Dylan took a sip of the drink and nodded in satisfaction. Then he looked up at

pulled to a stop and a single man stepped out. His name was Kyle Hyde, and up until the end of the last year, he had lived in an old apartment building just a few blocks from where he now stood.

Hyde walked through the park and over the crossing on the other side. He was headed for a place he had lived for those four years of his life since moving to L.A. As he walked those familiar streets, he couldn't believe it had only been a month.

He turned a corner, and there it was. In place of the building he had called home was a construction site surrounded by a tall fence. He peered in through a gap, and he could see that at least part of the building had been demolished already. In fact, it looked like the entire lobby section was well on its way.

He walked around the back of the building and saw that his own apartment was still intact, as was the lighthouse monument on the roof.

Suddenly a voice called out to him.

"Mr Hyde!"

Hyde turned around. He was met with a face he had missed seeing every day, one wearing the same cheery smile that always suited it so well.

"Claire, it's you," he replied.

"It's me! Never thought I'd run into you though. Do you come around here oftern?"

"Nah. This is the first time I've come to have a look since moving out."

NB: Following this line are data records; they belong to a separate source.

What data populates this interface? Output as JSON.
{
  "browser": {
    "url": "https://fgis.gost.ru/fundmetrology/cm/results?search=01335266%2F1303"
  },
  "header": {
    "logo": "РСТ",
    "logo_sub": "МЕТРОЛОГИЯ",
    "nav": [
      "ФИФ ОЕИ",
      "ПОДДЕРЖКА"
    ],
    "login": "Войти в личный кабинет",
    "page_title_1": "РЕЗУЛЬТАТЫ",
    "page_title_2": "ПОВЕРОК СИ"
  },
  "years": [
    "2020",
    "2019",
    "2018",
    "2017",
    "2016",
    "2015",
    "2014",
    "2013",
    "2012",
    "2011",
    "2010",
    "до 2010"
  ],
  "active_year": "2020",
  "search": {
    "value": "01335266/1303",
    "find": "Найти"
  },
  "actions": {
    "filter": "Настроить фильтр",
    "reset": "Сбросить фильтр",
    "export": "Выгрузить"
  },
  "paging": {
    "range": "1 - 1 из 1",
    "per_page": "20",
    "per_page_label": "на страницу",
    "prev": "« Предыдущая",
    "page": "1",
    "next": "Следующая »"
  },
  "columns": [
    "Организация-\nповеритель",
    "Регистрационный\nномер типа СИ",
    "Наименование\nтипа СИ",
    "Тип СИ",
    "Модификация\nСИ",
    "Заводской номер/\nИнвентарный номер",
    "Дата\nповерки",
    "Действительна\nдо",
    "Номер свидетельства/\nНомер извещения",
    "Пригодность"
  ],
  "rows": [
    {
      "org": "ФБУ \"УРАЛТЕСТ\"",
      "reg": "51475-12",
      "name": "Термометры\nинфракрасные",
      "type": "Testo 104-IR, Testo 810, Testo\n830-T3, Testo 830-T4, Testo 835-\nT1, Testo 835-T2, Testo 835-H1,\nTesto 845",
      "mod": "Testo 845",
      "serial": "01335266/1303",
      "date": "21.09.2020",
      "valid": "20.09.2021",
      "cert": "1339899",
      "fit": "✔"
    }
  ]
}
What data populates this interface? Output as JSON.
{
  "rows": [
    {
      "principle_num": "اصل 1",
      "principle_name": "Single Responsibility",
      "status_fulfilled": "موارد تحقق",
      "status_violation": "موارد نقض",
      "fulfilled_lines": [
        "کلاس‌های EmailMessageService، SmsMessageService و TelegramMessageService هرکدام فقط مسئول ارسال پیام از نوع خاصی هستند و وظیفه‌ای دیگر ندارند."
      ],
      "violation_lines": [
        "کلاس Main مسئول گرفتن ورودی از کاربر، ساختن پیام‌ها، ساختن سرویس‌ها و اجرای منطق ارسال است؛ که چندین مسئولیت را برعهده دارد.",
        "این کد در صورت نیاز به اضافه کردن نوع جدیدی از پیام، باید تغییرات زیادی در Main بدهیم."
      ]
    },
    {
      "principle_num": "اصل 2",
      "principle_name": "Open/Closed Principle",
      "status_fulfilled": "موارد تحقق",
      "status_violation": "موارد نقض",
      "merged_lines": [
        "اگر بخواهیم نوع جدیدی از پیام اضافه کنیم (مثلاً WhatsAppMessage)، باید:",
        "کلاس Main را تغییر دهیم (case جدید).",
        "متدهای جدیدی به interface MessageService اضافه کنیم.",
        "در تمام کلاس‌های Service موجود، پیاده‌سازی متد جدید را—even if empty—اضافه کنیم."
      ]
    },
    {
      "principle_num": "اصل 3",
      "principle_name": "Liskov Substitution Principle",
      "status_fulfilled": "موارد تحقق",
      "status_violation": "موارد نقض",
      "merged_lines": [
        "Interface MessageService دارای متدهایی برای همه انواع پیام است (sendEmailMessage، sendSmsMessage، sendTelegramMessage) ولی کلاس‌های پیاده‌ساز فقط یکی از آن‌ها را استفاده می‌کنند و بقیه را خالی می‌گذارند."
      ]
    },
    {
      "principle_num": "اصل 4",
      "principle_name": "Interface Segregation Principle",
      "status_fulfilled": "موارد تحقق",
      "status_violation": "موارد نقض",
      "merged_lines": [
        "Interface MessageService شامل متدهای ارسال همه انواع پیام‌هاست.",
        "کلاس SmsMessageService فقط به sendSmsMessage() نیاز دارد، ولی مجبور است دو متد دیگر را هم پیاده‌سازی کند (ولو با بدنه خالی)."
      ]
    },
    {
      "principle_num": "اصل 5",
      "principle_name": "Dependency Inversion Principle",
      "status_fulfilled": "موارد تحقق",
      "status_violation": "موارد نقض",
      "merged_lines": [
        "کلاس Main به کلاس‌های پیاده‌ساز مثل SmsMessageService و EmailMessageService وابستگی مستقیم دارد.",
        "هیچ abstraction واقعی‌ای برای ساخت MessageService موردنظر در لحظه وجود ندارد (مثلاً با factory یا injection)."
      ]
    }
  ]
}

"Same here. But for me it's the last time too."

Claire's time as a waitress at the café on the first floor was over now. She was moving to Boston along with both her parents, she explained.

"Are they opening a new café?"

"Yeah, near where my mom grew up. It's a little on the small side, but I don't mind!"

"Sounds good", mused Hyde.

"Be sure to stop by if you're even in the neighbourhood. My dad'll make you a California burger, just the way you like it!"

Claire ran over to the fence and took one last peek in at what was left of Lucky's Café. Then she said, "Well, I've gotta go. I hope I'll see you again sometime, Mr Hyde!"

After Claire had gone, Hyde stood and stared up for a while at that last window along on th efourth floor. The last window his father had ever looked out of.

He didn't linger for too long before making his way back to the other side of the park. When he got back into his car, he looked out through the windshield and saw Claire walking along with Sidney and a middle-aged woman. He didn't recognise the latter, but he knew at once who she was. All three of them smiled warmly, as if the family had never been separated.

Hyde reclined his seat slightly and let himself relax. And as he gazed upwards, he had the strangest feeling that there was something different now about the sky over L.A. He wondered if all the people he'd become so involved with at Cape West just one month earlier felt the same when they looked up at the sky.

As he lay there, he felt his eyelids starting to grow heavy, and he allowed himself to slip into an afternoon nap.

Before sleep claimed him, he was reassured by a single